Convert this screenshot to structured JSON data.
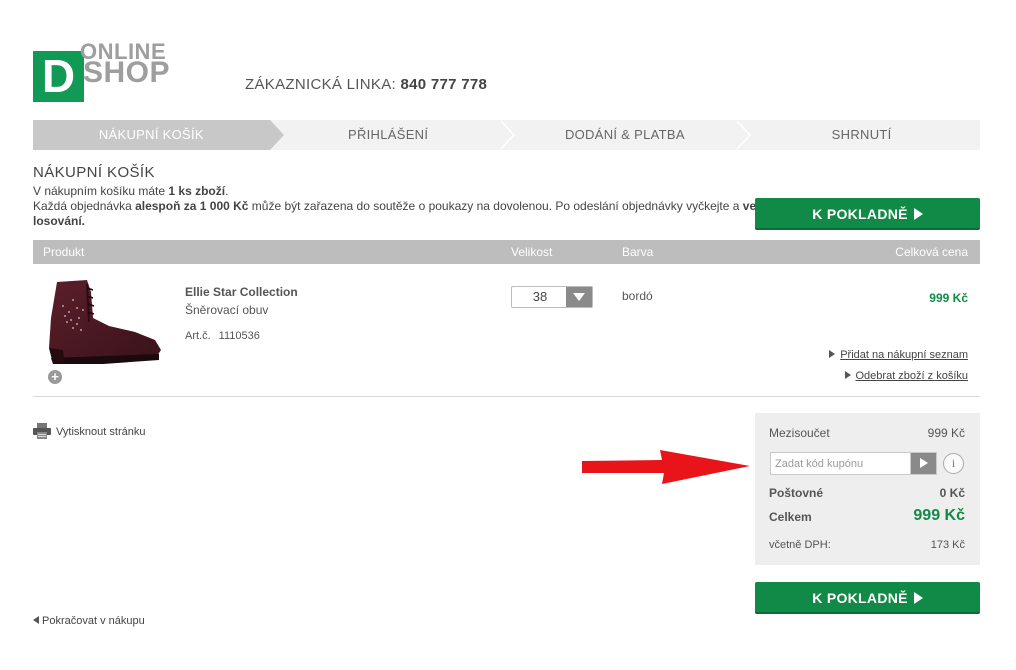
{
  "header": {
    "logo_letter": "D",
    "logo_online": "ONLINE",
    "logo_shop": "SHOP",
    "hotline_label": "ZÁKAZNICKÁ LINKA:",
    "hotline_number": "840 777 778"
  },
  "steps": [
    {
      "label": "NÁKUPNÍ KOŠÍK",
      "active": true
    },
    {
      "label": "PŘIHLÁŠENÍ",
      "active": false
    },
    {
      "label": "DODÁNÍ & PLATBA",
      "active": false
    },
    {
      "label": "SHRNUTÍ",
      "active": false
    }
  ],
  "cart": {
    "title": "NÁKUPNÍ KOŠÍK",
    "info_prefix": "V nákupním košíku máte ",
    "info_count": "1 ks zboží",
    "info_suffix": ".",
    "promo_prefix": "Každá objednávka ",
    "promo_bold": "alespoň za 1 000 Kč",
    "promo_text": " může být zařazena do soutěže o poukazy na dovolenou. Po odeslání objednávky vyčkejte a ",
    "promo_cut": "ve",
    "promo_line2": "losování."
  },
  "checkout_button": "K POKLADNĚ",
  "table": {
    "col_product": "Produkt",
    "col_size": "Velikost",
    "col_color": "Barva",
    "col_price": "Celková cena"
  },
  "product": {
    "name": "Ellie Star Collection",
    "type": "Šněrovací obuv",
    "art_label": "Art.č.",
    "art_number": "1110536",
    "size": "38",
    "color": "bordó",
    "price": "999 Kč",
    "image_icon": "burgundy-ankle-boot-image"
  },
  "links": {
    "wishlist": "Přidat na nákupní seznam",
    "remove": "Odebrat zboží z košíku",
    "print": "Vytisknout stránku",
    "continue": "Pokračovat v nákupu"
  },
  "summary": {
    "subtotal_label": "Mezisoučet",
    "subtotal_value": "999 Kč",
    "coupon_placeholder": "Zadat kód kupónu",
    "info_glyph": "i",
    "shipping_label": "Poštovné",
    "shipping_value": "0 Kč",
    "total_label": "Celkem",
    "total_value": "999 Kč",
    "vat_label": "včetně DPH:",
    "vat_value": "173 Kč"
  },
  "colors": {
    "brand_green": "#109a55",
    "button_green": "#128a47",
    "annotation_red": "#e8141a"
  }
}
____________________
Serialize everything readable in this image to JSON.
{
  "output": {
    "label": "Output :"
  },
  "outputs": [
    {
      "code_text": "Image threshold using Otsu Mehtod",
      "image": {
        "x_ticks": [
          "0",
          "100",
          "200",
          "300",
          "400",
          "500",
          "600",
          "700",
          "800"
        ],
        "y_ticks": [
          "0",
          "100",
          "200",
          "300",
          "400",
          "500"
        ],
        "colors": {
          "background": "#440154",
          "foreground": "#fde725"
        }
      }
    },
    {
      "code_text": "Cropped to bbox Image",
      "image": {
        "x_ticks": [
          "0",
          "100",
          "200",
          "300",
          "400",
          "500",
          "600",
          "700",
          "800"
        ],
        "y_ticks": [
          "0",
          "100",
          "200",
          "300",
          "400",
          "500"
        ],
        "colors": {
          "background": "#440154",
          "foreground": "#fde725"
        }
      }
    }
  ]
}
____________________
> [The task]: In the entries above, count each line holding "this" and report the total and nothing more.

> [Your solution]: 2